Patrick reported very few side effects; in fact, he even went skiing a few times on days when he had radiation treatment, and almost all the way through his 16-week chemo treatments, which started up after he completed radiation. However, Patrick notes that his “normal” is not the norm, and Dr. Anker adds that in the shorter course of radiation, each dose is more intense, so some patients do experience stronger side effects in the short term.
So far, 10 patients with cancer at UVM Medical Center have participated in the trial, and Dr. Anker notes that they’ve had several additional spots open up recently for more to enroll. Patients who have a localized rectal tumor with or without spread to lymph nodes but that has not spread to other organs, and who have a motivation to get the treatment done quickly, may be good candidates.

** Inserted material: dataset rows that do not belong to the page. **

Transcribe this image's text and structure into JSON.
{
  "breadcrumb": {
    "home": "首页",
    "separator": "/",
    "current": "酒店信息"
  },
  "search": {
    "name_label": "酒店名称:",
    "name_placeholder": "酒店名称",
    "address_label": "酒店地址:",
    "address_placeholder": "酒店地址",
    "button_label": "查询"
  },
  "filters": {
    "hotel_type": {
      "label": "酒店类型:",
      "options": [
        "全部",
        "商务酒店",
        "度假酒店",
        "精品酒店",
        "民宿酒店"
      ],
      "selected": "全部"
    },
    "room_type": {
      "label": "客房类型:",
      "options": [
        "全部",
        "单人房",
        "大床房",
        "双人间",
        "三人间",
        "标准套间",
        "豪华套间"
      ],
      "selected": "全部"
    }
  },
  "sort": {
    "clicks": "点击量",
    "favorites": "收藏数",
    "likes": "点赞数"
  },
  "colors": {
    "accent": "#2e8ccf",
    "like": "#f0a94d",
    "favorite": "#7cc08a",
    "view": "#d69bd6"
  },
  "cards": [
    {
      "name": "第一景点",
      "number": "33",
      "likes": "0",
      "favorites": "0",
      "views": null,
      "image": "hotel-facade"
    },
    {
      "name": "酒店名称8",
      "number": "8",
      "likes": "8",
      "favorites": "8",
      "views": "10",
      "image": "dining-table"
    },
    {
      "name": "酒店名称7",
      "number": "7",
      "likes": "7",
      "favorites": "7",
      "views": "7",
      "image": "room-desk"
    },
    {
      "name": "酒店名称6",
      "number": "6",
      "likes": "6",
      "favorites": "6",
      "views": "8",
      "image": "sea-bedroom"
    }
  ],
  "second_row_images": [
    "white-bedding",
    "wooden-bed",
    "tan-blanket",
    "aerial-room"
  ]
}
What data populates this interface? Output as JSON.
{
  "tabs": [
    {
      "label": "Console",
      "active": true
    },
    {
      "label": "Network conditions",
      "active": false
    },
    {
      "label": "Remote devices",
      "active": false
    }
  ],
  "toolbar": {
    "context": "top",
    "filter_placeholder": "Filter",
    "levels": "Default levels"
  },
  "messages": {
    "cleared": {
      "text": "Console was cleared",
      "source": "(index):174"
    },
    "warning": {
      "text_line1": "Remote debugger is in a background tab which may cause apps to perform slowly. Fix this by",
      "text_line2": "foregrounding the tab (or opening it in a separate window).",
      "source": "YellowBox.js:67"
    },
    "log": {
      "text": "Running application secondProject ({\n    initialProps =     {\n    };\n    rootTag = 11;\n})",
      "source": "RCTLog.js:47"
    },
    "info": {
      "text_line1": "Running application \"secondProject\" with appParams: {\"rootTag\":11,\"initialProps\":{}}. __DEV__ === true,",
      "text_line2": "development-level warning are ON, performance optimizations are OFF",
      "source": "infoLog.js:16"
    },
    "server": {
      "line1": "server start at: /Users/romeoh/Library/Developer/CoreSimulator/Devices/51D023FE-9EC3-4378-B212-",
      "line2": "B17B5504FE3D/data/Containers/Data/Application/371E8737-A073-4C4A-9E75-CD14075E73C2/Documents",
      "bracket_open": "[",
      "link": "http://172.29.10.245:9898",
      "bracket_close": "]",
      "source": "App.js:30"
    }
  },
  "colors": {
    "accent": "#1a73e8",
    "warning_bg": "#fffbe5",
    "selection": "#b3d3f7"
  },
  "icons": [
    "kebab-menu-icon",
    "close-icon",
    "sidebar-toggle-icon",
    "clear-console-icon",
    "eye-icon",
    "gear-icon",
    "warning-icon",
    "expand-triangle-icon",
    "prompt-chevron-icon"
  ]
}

Because this is a relatively small trial where all patients receive the same treatment, more follow-up research is needed. “We believe a good next step would be a randomized trial where we compare the results of this shorter radiation course to those of the longer course. We expect the cancer control rates should be similar, so it will be essential to make quality-of-life outcomes a priority,” Dr. Anker says.
“The goal does not have to be to show one clear winner, but to help patients understand the pros and cons of each option. We can say to them, this is what actual patients have experienced. What makes the most sense for you?”
'I always felt they were in this boat with me'
For Patrick Austin, that approach led him to choose UVM Medical Center for treatment over other well-known institutions. “The UVM Medical Center team was in agreement with me and my goals and how I wanted to deal with this. I always felt they were in this boat with me,” he says.
Now cancer-free, Patrick has been skiing with his son nearly every weekend this winter, a result that makes Dr. Anker smile.
“Patrick’s active lifestyle and great attitude towards loving life and spending time with his family resonated with me,” says Dr. Anker, who has a wife and two children himself, ages 9 and 12. “I wanted him to keep doing those things as much as possible, by not having as obtrusive a cancer plan, and not being so aggressive, in terms of an unnecessary surgery. This research is advancing care to deliver outcomes that weren’t imaginable years ago.”
New Screening Guidelines for Colorectal Cancer
Christopher Anker, MD, a radiation oncologist at the University of Vermont Health Network – UVM Medical Center, and a key member of Patrick Austin’s cancer treatment team, is excited about the early results of their latest clinical trial. However, he emphasizes that the best cancer treatment starts with early screening and detection, and prevention is ideal.
In May 2021, the U.S. Preventative Services Task Force issued new screening recommendations for colorectal cancer. According to that guidance, all men and women should get their first colorectal cancer screening done by age 45 at the latest. (The recommendation used to be age 50.)
And if you have any risk factors such as first degree relatives (parents & siblings, for example) who were diagnosed with colorectal cancer, you should get screened 10 years earlier than your relative’s age at diagnosis or age 45, whichever comes first. While colonoscopy is encouraged because it not only detects cancer but can prevent it by allowing removal of pre-cancerous growths, other options include tests that check for blood in the stool. The best screening test is the one people are willing to do.
“I know I had people in my family with cancer, but this kind of thing was not talked about in my family,” says Patrick, who was diagnosed with colorectal cancer at age 46 after noticing a change in his bowel habits and blood in his stool.
“So now I tell people, if you’re in your 20s and 30s, start thinking about it,” says Patrick, who was able to avoid surgery and a long course of radiation by catching the tumor early. “Age 45 is the new year for colonoscopies. They’re finding cancer earlier and younger. This diagnosis was at age 46. I don’t even want to think what would have happened had I waited four more years.”